From mask mandates to people postponing or canceling milestone moments, 2020 has been full of heartache, and eventually some hope.
Earlier this year, shelves stocked with disinfectants went empty as Tri-State residents prepared for the longest year of their life.
Finally, the first local coronavirus case was confirmed.
“We all knew that it was just a matter of time,” Daviess County Judge-Executive Al Mattingly said on March 19 in response to those reported cases.
Shortly after Daviess and Henderson Counties announced their first cases, hundreds of people began testing positive for COVID-19.
Nearly one week later, Hopkins County officials announced the first death in the Tri-State. As of New Year’s Eve, 917 people have died from complications with COVID-19.
“There’s been an outbreak of COVID-19 here,” Mary Fuller, a daughter of a resident inside the Redbanks Skilled Nursing Facility said on October 7.
Long-term care facilities like Redbanks in Henderson and Signature Healthcare in Newburgh were among the many nursing homes impacted by the pandemic.
With no cure, but vaccines in the works, people were asked to do what they could to slow the spread of the virus - mask up, social distance and wash their hands.
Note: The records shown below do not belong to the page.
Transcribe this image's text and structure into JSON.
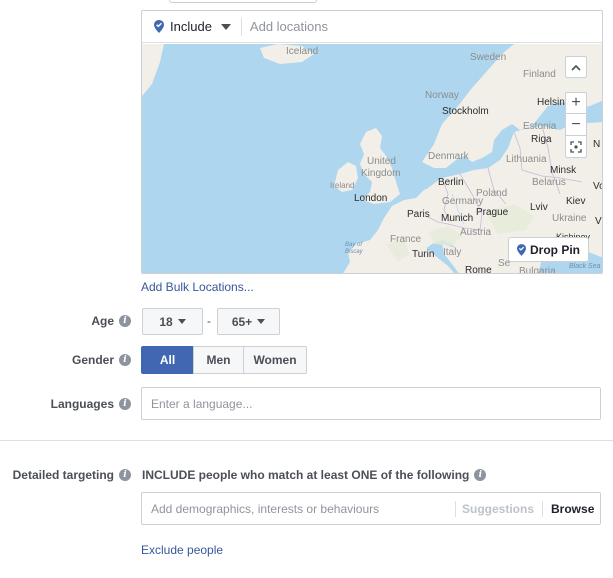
{
  "location": {
    "include_label": "Include",
    "input_placeholder": "Add locations",
    "drop_pin_label": "Drop Pin",
    "bulk_link": "Add Bulk Locations...",
    "map_controls": {
      "up": "^",
      "zoom_in": "+",
      "zoom_out": "−"
    },
    "map_labels": {
      "iceland": "Iceland",
      "sweden": "Sweden",
      "finland": "Finland",
      "norway": "Norway",
      "stockholm": "Stockholm",
      "helsinki": "Helsin",
      "estonia": "Estonia",
      "riga": "Riga",
      "n_edge": "N",
      "denmark": "Denmark",
      "lithuania": "Lithuania",
      "united": "United",
      "kingdom": "Kingdom",
      "minsk": "Minsk",
      "ireland": "Ireland",
      "berlin": "Berlin",
      "belarus": "Belarus",
      "vo": "Vo",
      "poland": "Poland",
      "london": "London",
      "germany": "Germany",
      "kiev": "Kiev",
      "lviv": "Lviv",
      "paris": "Paris",
      "munich": "Munich",
      "prague": "Prague",
      "ukraine": "Ukraine",
      "v_edge": "V",
      "austria": "Austria",
      "kishinev": "Kishinev",
      "france": "France",
      "bay": "Bay of",
      "biscay": "Biscay",
      "turin": "Turin",
      "italy": "Italy",
      "serb": "Se",
      "rome": "Rome",
      "bulgaria": "Bulgaria",
      "black_sea": "Black Sea"
    }
  },
  "age": {
    "label": "Age",
    "min": "18",
    "dash": "-",
    "max": "65+"
  },
  "gender": {
    "label": "Gender",
    "options": [
      "All",
      "Men",
      "Women"
    ],
    "selected": "All"
  },
  "languages": {
    "label": "Languages",
    "placeholder": "Enter a language..."
  },
  "detailed_targeting": {
    "label": "Detailed targeting",
    "include_text": "INCLUDE people who match at least ONE of the following",
    "placeholder": "Add demographics, interests or behaviours",
    "suggestions_label": "Suggestions",
    "browse_label": "Browse",
    "exclude_link": "Exclude people"
  },
  "info_glyph": "i",
  "colors": {
    "link": "#365899",
    "brand_blue": "#4267b2",
    "selected_segment": "#4267b2",
    "water": "#aed6ef",
    "land": "#f2efe9"
  }
}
Throughout the year, schools bounced back and forth between in-person learning and online learning.
Fast forward to December, the Tri-State received their first shipments of vaccines.
“We are so excited to be able to have this vaccine,” Margo Ashby, the director of pharmacy at Baptist Health Madisonville said on December 16 after the hospital acquired its first doses of the Pfizer vaccine.
On the last day of 2020, local communities gladly wave goodbye and start fresh on New Year’s Day.
“This will hopefully get us to some new norm, whatever that is,” Michele Davis, an administrator at Redbanks Colonial Terrace in Webster County said on December 23 following the facility’s first shipment of COVID-19 vaccine doses.
More people will have the opportunity to get vaccinated in 2021.
Kentucky is expecting to start Phase 1b on February 1. This phase will include people over 70 years old, first responders, as well as educational personnel between kindergarten and 12th grade.